For some, the holiday period is a time of joy while for others, it can be a time of grief, loneliness and mental health issues.
This time of year can be difficult for those who are struggling whether you celebrate Christmas or not. Feelings of being overwhelmed, being lonely or stress from a difficult year can all culminate over the Christmas holiday period.
Sometimes, it can be harder to access services that you normally have in place or your usual routine may be disrupted which can make it harder to manage your mental health. It might be that there are financial pressures which are harder to cope with at this time of year or difficult family relationships might be an issue. We have some tips to help you work through these situations.
1. Financial issues
- make sure you are claiming any extra money or support that you are entitled to
- make a budget and track your spending (for information on budgeting, click here)
- separate necessary expenses from uneccessary ones
- see where you can save and start a savings plan
- if you're in crisis or struggling to make ends meet click here
- be open with others and don't be afraid to ask for help
2. Be realistic about what you can and can't take on
Set boundaries that you are comfortable with. Saying no to things you don't want to do is empowering and will allow you to focus on things you do want to do. The more stresses you remove, the more space you will have to enjoy the time.
3. Limit alcohol, don't overindulge, stay active

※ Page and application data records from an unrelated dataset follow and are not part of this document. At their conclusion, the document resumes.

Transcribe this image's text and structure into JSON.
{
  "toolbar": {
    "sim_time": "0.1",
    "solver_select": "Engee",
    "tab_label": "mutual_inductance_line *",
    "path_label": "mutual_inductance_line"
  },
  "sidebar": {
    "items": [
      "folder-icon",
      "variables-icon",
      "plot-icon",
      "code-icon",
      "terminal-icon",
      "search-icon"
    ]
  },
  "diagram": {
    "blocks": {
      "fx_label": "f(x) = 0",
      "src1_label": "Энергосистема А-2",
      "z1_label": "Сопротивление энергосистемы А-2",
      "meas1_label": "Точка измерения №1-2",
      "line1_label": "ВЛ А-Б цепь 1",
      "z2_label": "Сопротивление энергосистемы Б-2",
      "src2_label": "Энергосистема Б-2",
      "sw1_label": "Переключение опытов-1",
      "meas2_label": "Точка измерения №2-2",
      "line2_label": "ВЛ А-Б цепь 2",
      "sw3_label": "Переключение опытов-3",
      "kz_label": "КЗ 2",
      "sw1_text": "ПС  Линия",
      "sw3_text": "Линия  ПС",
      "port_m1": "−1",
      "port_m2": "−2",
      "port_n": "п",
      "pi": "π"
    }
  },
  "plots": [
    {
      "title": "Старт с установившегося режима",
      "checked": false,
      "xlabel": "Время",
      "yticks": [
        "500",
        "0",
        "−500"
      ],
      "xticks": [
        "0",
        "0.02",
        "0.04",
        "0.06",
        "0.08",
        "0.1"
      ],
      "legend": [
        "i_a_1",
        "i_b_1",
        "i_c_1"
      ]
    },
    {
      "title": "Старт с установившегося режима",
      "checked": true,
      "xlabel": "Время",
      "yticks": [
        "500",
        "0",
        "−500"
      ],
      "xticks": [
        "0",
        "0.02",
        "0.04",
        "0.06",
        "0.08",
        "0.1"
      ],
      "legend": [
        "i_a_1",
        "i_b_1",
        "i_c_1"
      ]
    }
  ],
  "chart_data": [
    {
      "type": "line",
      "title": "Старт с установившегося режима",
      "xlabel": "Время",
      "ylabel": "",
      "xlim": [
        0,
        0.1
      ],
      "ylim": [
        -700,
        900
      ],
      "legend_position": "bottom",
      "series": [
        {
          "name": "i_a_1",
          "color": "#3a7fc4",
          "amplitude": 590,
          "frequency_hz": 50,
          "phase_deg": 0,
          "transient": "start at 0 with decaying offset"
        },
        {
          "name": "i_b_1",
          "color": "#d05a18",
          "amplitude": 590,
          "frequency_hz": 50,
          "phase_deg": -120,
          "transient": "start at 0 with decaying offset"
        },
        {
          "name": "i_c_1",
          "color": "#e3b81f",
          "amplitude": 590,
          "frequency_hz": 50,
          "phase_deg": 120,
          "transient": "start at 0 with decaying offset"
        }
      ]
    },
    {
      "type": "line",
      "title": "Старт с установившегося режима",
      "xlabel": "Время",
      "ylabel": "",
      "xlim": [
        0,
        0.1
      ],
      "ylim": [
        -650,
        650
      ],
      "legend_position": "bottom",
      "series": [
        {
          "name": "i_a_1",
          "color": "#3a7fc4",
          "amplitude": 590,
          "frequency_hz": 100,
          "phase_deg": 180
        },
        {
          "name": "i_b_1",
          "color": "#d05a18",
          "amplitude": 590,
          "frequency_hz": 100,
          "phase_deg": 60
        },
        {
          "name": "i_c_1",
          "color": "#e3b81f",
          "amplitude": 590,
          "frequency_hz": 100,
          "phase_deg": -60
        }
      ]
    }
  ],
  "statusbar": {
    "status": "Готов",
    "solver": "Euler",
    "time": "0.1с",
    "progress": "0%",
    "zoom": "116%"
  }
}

To feel your best over the holiday period, it is important not to drink to excess. Alcohol is a depressent and can increase feelings of anxiety and stress. Too much alcohol can limit clear thinking and good judgement and whilst it is okay to enjoy the occasional drink, make sure you stay within safe limits. It is the same with sugary, fatty food. Too much can make you feel unwell and lethargic. Make sure you eat lots of fresh fruit and vegetables, lean meat and lots of water. Keep up some exercise, it is great for your physical and mental well being.
4. Be accepting about difficult relationships
Relationships with family and friends can be complicated and it is important, at this time of year, to not have unrealistic expectations. Try to avoid arguments and contentious topics, instead focus on kindness and patience.
5. Do something kind for others
Remember that the holiday period is not just about presents. Small acts of kindness can show loved ones how much you care and can give you a sense of satisfaction and well being far beyond any material things.
6. Take time for rest
Make sure you take time out to rest and recuperate. Spending just 15 minutes alone doing an activity you enjoy can do wonders for stress. Take a walk, read a book, listen to music or have a nap - it will help you clear your mind and allow you to reset.
7. Reach out
If you are feeling lonely or isolated, seek out services that can offer support and companionship. Many councils and community centres have websites and support groups and may even be running community events.
8. If you are dealing with grief or loss, acknowledge your loss in a way that is right for you
Many people have lost loved ones and this time of year can be very difficult. Make sure you acknowledge your feelings and share your feelings with others so they can provide support.
9. Practice gratitude
Remembering all of the good things in your life can do amazing things to improve mood and reduce stress. Taking 5 minutes each morning to notice the great things in your life is the perfect way to start the day on a positive note.
To become a care or support worker, please visit www.careseekers.com.au/carer
To find aged care services, please visit www.careseekers.com.au/services/aged-care-workers
To find disability support services, please visit www.careseekers.com.au/services/disability-support-workers
To make a referral, please visit https://www.careseekers.com.au/referrals